Careful consideration of environmental enrichment is key for improving the welfare of laboratory animals. Image credit: University College London.
What is environmental enrichment?
The term environmental enrichment can refer to any objects or general practices that enhance the level of physical, mental or social stimulation for captive animals. Good environmental enrichment improves the quality of life for animals by enabling them to carry out natural (species-typical) and desirable behaviours, providing cognitive challenges and opportunities to make choices and have a degree of control over the environment.
A more stimulating environment can be achieved through adapting cage size, design or contents. Equally as important is considering the quality and quantity of social stimulation, with an understanding that, for some species, social enrichment can come from both other animals and human handlers.
Why do we need to evaluate environmental enrichment?

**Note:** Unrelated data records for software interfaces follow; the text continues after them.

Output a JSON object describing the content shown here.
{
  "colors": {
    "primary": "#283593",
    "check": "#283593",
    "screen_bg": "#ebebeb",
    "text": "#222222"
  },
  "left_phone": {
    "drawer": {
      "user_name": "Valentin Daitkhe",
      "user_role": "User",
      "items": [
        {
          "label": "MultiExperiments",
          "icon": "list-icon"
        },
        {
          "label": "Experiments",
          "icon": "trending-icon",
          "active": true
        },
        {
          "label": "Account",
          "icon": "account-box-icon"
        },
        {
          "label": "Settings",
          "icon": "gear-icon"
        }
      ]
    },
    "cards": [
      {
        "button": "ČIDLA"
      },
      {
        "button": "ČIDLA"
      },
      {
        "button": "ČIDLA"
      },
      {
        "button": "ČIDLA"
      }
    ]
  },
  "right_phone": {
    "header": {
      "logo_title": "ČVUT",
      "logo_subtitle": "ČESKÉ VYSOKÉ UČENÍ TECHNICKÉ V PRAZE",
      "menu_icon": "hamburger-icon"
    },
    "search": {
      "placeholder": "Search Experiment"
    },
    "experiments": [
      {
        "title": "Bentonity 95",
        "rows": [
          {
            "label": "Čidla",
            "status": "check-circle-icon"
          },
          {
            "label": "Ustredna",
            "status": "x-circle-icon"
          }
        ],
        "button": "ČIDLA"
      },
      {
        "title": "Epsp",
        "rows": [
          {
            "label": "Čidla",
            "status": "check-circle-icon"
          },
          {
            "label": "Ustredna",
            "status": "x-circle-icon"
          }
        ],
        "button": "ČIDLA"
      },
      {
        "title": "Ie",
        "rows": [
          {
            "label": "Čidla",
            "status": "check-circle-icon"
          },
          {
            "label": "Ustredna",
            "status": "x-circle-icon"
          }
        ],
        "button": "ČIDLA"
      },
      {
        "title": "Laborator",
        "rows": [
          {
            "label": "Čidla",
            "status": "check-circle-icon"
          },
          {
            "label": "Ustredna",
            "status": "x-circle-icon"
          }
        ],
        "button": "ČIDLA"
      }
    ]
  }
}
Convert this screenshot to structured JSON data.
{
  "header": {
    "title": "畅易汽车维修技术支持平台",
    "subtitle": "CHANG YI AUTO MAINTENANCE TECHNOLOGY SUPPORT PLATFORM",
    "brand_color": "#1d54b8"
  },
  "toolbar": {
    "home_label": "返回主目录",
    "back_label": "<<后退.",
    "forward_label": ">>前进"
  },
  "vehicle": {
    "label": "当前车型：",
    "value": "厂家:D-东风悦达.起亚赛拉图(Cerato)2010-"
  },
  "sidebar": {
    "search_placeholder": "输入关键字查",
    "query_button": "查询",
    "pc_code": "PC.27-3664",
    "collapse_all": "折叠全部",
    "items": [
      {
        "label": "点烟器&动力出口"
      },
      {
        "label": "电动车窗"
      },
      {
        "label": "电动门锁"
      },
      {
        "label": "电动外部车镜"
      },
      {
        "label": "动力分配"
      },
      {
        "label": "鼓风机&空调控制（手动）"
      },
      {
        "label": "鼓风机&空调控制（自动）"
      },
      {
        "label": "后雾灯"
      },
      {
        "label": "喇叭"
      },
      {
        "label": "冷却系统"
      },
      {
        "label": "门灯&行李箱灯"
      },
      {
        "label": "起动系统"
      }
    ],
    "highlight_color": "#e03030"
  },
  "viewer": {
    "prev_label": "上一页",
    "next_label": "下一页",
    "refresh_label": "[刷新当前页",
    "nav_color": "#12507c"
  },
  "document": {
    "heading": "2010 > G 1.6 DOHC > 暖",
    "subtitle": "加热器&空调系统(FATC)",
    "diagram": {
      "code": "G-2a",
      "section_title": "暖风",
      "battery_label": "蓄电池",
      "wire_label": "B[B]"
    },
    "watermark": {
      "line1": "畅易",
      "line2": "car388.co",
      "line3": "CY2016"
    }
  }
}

Environmental enrichment needs to be suitable for the species, strain and individuals in question. Unsuitable enrichment items can, at best, go unused or, at worst, cause direct harm to the animals involved (e.g. by causing injury or increasing aggression). Conversely, enrichment that meets the needs of research animals can reduce their stress levels and make them calmer and easier to handle, ultimately improving data quality and benefiting the science. Many new enrichment products reach the market without any prior evaluation of their success in improving animal welfare.
Taking a science-based approach to evaluating enrichment items will allow you to demonstrate their suitability and effectiveness for the animals in your care. Many animal technicians will have a feeling of what kinds of enrichment might be appropriate and effective, but it is in the best interests of the animals and the facility management to back this up with robust data from repeated observations. Enrichment can be time consuming to provide; therefore, it is important for technicians to know that their limited time is not wasted on ineffective enrichment.
Barriers to evaluating environmental enrichment
Most animal technicians appreciate the importance of providing a high quality environment for their animals, but may encounter barriers that prevent them from evaluating enrichment using a scientific approach, some of which are discussed in an NC3Rs blog post. This resource has been designed with these constraints in mind, including a designated section addressing common concerns and FAQs.